Element data from apps and pages:
########

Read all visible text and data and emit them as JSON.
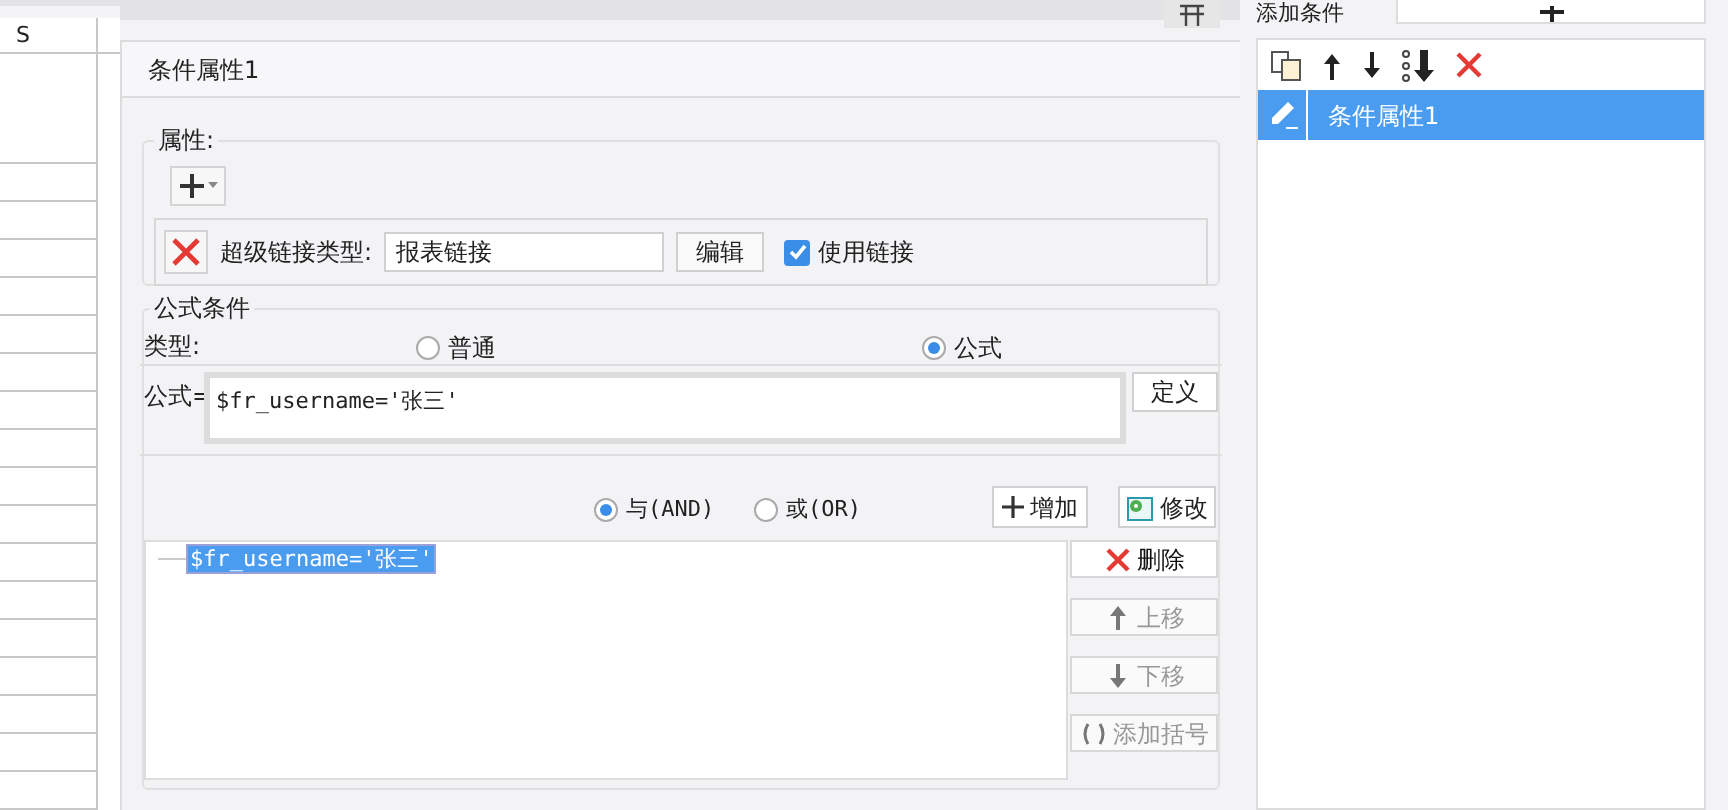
{
  "sheet": {
    "column_header": "S"
  },
  "dialog": {
    "title": "条件属性1",
    "attributes": {
      "label": "属性:",
      "hyperlink": {
        "label": "超级链接类型:",
        "value": "报表链接",
        "edit_button": "编辑",
        "use_link": {
          "label": "使用链接",
          "checked": true
        }
      }
    },
    "formula_condition": {
      "label": "公式条件",
      "type_label": "类型:",
      "types": [
        {
          "label": "普通",
          "selected": false
        },
        {
          "label": "公式",
          "selected": true
        }
      ],
      "formula_label": "公式=",
      "formula": "$fr_username='张三'",
      "define_button": "定义",
      "logic": [
        {
          "label": "与(AND)",
          "selected": true
        },
        {
          "label": "或(OR)",
          "selected": false
        }
      ],
      "add_button": "增加",
      "modify_button": "修改",
      "conditions": [
        {
          "text": "$fr_username='张三'",
          "selected": true
        }
      ],
      "actions": [
        {
          "kind": "delete",
          "label": "删除",
          "disabled": false
        },
        {
          "kind": "up",
          "label": "上移",
          "disabled": true
        },
        {
          "kind": "down",
          "label": "下移",
          "disabled": true
        },
        {
          "kind": "brackets",
          "label": "添加括号",
          "disabled": true
        }
      ]
    }
  },
  "condition_panel": {
    "title": "添加条件",
    "items": [
      {
        "label": "条件属性1",
        "selected": true
      }
    ]
  }
}
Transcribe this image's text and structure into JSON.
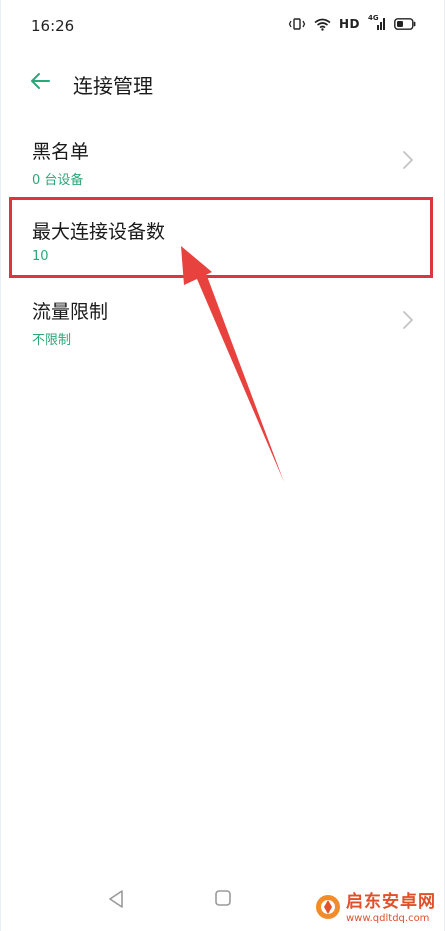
{
  "status_bar": {
    "time": "16:26",
    "hd": "HD",
    "network": "4G"
  },
  "header": {
    "title": "连接管理"
  },
  "list": [
    {
      "title": "黑名单",
      "subtitle": "0 台设备",
      "has_chevron": true
    },
    {
      "title": "最大连接设备数",
      "subtitle": "10",
      "has_chevron": false
    },
    {
      "title": "流量限制",
      "subtitle": "不限制",
      "has_chevron": true
    }
  ],
  "watermark": {
    "title": "启东安卓网",
    "url": "www.qdltdq.com"
  },
  "colors": {
    "accent": "#2aa878",
    "highlight": "#d9363e",
    "watermark": "#e0502a"
  }
}
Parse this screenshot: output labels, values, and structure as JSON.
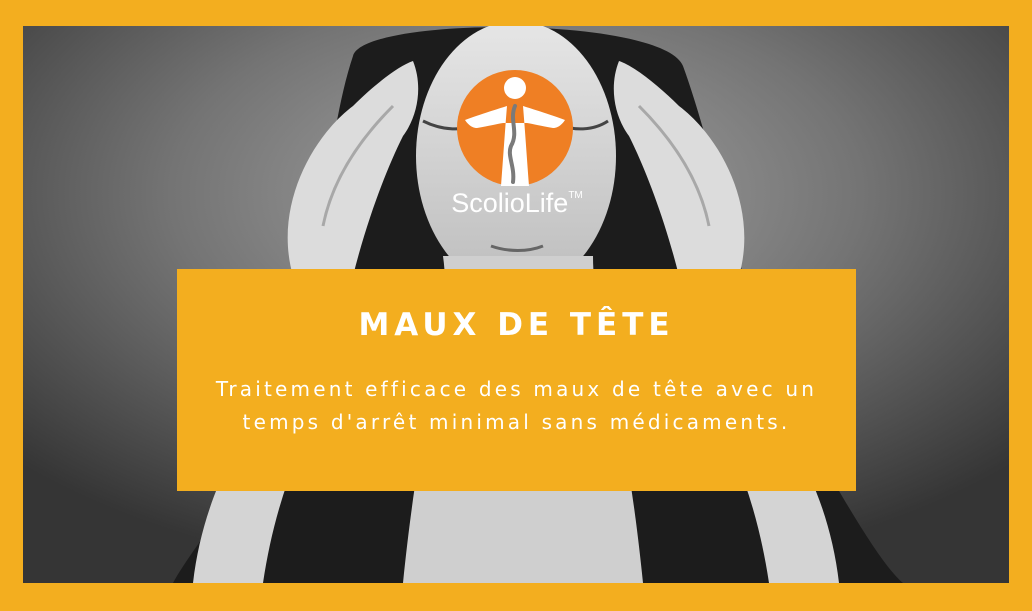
{
  "logo": {
    "brand_name": "ScolioLife",
    "trademark": "TM",
    "icon": "spine-figure-icon"
  },
  "card": {
    "title": "MAUX DE TÊTE",
    "description": "Traitement efficace des maux de tête avec un temps d'arrêt minimal sans médicaments."
  },
  "colors": {
    "border": "#f3ae1f",
    "card_bg": "#f3ae1f",
    "logo_orange": "#ef7f24",
    "text": "#ffffff"
  }
}
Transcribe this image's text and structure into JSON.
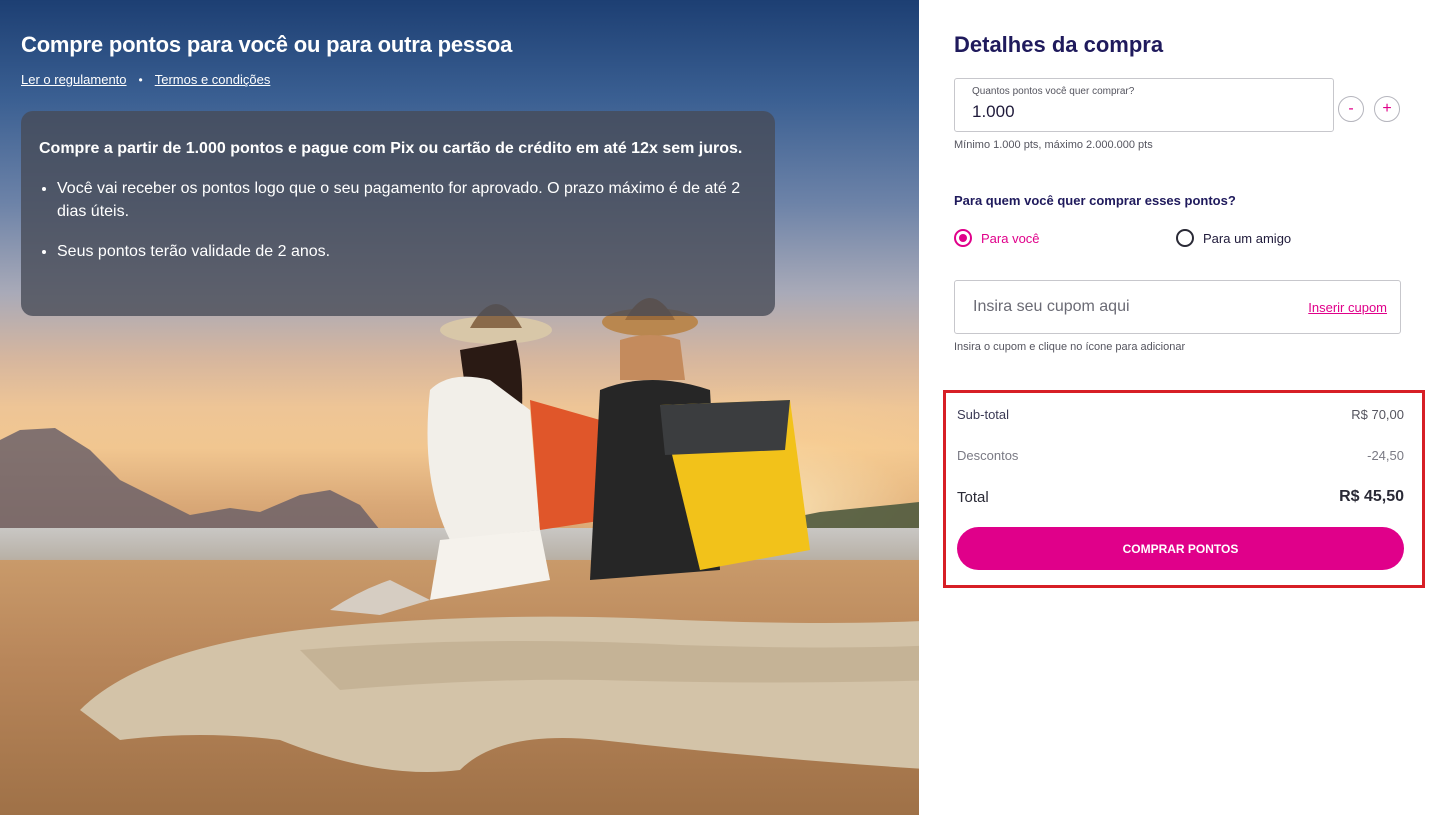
{
  "hero": {
    "title": "Compre pontos para você ou para outra pessoa",
    "link_rules": "Ler o regulamento",
    "link_separator": "•",
    "link_terms": "Termos e condições",
    "info_headline": "Compre a partir de 1.000 pontos e pague com Pix ou cartão de crédito em até 12x sem juros.",
    "info_items": [
      "Você vai receber os pontos logo que o seu pagamento for aprovado. O prazo máximo é de até 2 dias úteis.",
      "Seus pontos terão validade de 2 anos."
    ]
  },
  "panel": {
    "title": "Detalhes da compra",
    "quantity": {
      "label": "Quantos pontos você quer comprar?",
      "value": "1.000",
      "minus": "-",
      "plus": "+",
      "hint": "Mínimo 1.000 pts, máximo 2.000.000 pts"
    },
    "recipient": {
      "question": "Para quem você quer comprar esses pontos?",
      "option_you": "Para você",
      "option_friend": "Para um amigo",
      "selected": "you"
    },
    "coupon": {
      "placeholder": "Insira seu cupom aqui",
      "link": "Inserir cupom",
      "hint": "Insira o cupom e clique no ícone para adicionar"
    },
    "summary": {
      "subtotal_label": "Sub-total",
      "subtotal_value": "R$ 70,00",
      "discount_label": "Descontos",
      "discount_value": "-24,50",
      "total_label": "Total",
      "total_value": "R$ 45,50",
      "buy_button": "COMPRAR PONTOS"
    }
  },
  "colors": {
    "accent": "#e0008a",
    "title": "#1f1a5c",
    "highlight_border": "#d71f26"
  }
}
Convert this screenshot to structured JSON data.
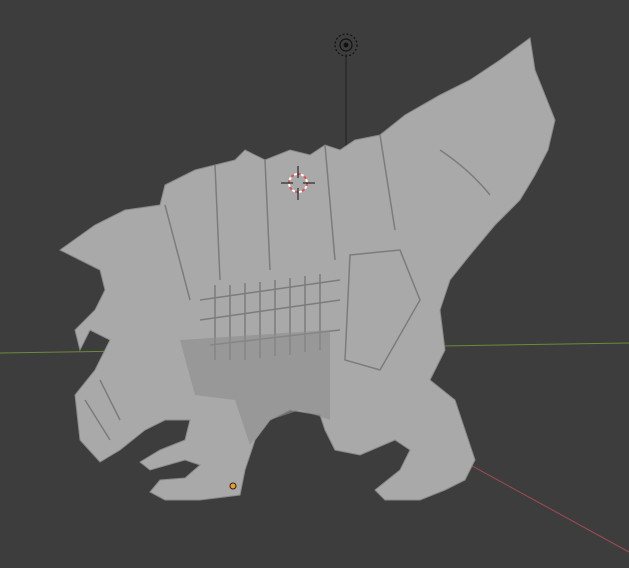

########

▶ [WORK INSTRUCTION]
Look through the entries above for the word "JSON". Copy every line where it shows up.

▶ [WRITTEN SOLUTION]
Read all visible text and data and emit them as JSON.
Transcribe this image's text and structure into JSON.
Parse this screenshot: output labels, values, and structure as JSON.
Transcribe this image's text and structure into JSON.
Convert this screenshot to structured JSON data.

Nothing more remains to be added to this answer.